EXERCISE REQUIREMENTS ▸
List all the lines in these records that hold "Instanz".

(Dataset rows describing interfaces)
= Beginning of Section =

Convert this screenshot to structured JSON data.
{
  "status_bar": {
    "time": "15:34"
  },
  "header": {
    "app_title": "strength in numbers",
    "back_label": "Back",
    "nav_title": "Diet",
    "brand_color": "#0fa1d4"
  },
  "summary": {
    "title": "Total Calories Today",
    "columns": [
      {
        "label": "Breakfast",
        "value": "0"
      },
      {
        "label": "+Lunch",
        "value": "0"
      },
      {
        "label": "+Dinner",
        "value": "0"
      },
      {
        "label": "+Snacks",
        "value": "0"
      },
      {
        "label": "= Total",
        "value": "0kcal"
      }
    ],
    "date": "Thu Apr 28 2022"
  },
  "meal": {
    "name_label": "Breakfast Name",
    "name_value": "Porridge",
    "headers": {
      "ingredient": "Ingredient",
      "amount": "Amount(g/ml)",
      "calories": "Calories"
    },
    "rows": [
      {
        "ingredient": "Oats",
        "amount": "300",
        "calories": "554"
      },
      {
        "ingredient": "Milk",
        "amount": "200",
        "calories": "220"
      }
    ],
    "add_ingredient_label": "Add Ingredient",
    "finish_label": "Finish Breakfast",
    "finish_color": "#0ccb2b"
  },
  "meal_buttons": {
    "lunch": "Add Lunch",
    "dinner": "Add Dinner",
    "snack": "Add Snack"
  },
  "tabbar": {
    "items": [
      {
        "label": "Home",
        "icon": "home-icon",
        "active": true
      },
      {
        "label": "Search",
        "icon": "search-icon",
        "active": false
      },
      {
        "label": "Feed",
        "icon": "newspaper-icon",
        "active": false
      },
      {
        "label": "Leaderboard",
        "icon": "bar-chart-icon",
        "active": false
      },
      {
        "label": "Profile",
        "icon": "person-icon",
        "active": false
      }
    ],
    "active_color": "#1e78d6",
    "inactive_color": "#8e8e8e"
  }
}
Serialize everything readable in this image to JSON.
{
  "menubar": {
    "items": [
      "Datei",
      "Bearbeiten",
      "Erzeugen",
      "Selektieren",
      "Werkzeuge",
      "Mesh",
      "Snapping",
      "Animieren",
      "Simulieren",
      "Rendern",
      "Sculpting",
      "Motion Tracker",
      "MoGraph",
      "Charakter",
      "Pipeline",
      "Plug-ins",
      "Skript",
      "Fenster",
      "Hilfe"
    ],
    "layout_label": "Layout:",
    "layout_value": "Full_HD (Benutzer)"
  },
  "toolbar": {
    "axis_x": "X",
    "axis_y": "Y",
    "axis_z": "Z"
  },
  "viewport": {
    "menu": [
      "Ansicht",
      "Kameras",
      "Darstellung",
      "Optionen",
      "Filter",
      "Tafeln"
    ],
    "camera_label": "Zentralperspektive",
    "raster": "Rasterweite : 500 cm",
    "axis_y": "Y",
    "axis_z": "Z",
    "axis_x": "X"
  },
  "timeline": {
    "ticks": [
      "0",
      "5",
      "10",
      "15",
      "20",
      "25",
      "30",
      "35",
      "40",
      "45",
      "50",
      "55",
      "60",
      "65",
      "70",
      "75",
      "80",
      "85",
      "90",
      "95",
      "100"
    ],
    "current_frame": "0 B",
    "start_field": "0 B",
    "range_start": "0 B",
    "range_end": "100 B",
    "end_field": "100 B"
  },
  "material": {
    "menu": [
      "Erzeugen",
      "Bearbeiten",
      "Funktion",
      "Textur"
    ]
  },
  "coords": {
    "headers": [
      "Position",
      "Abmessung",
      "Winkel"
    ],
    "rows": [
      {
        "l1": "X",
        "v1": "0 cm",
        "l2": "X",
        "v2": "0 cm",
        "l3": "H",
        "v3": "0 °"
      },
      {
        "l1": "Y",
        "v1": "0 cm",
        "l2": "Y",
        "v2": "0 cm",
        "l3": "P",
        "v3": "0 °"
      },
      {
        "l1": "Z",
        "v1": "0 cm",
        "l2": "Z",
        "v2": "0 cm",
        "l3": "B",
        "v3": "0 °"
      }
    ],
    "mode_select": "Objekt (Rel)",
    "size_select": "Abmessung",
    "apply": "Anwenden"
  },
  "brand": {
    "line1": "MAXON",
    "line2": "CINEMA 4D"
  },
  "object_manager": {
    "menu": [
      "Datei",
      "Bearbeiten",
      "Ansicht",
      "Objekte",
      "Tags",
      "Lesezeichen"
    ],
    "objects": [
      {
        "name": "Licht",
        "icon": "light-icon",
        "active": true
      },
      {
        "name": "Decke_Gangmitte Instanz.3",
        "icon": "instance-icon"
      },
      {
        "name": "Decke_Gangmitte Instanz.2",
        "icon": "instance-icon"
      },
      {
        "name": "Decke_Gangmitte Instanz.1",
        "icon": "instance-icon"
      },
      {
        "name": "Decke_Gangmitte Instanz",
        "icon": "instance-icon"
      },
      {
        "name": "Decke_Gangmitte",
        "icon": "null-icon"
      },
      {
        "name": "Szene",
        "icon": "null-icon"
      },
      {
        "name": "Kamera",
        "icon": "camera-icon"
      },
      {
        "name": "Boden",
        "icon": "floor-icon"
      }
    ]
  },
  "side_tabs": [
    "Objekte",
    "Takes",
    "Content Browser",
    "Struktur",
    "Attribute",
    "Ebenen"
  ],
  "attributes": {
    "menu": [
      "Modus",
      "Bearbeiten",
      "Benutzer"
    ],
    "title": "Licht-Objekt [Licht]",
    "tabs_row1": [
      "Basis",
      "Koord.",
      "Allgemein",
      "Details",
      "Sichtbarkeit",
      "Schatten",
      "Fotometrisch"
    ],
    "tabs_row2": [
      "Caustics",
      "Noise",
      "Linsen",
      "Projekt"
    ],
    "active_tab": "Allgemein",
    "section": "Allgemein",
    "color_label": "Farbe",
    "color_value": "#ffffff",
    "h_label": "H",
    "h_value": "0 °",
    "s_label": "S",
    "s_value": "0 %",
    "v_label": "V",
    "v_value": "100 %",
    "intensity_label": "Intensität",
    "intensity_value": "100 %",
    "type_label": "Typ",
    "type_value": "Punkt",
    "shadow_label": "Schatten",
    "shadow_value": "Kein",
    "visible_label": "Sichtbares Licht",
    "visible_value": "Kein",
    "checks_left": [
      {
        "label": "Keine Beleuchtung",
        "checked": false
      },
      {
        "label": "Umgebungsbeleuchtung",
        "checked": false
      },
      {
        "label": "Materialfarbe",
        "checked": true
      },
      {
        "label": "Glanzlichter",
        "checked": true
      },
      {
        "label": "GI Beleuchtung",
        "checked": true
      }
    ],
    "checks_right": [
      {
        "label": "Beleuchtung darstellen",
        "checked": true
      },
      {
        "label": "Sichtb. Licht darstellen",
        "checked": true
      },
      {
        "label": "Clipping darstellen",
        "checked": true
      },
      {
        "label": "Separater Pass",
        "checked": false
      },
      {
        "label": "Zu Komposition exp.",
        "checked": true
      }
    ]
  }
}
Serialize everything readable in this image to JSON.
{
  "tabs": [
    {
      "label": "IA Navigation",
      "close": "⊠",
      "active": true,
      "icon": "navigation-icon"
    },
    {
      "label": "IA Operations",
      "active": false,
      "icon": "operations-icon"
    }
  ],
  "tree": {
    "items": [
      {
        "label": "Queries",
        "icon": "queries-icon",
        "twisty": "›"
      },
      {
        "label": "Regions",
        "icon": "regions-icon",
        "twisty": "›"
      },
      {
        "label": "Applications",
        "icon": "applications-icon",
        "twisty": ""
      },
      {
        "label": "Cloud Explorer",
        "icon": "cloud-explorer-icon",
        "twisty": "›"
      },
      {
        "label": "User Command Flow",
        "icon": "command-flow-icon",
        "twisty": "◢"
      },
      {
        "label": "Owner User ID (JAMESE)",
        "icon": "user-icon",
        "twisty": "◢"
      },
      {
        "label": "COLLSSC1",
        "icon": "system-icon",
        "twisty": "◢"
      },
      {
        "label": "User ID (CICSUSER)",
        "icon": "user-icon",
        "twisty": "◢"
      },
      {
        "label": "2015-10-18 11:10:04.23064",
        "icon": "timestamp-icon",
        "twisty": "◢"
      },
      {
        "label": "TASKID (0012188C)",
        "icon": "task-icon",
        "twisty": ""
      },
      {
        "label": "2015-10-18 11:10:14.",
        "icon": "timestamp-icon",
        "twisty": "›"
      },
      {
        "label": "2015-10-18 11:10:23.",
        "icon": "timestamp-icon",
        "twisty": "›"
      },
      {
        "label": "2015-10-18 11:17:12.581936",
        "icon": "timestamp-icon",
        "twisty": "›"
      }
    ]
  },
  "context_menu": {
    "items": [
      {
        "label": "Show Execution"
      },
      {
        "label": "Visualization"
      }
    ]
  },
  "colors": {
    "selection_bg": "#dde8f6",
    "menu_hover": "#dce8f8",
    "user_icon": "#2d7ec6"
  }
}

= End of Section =

REPLY ▸
        "name": "Decke_Gangmitte Instanz.3",
        "name": "Decke_Gangmitte Instanz.2",
        "name": "Decke_Gangmitte Instanz.1",
        "name": "Decke_Gangmitte Instanz",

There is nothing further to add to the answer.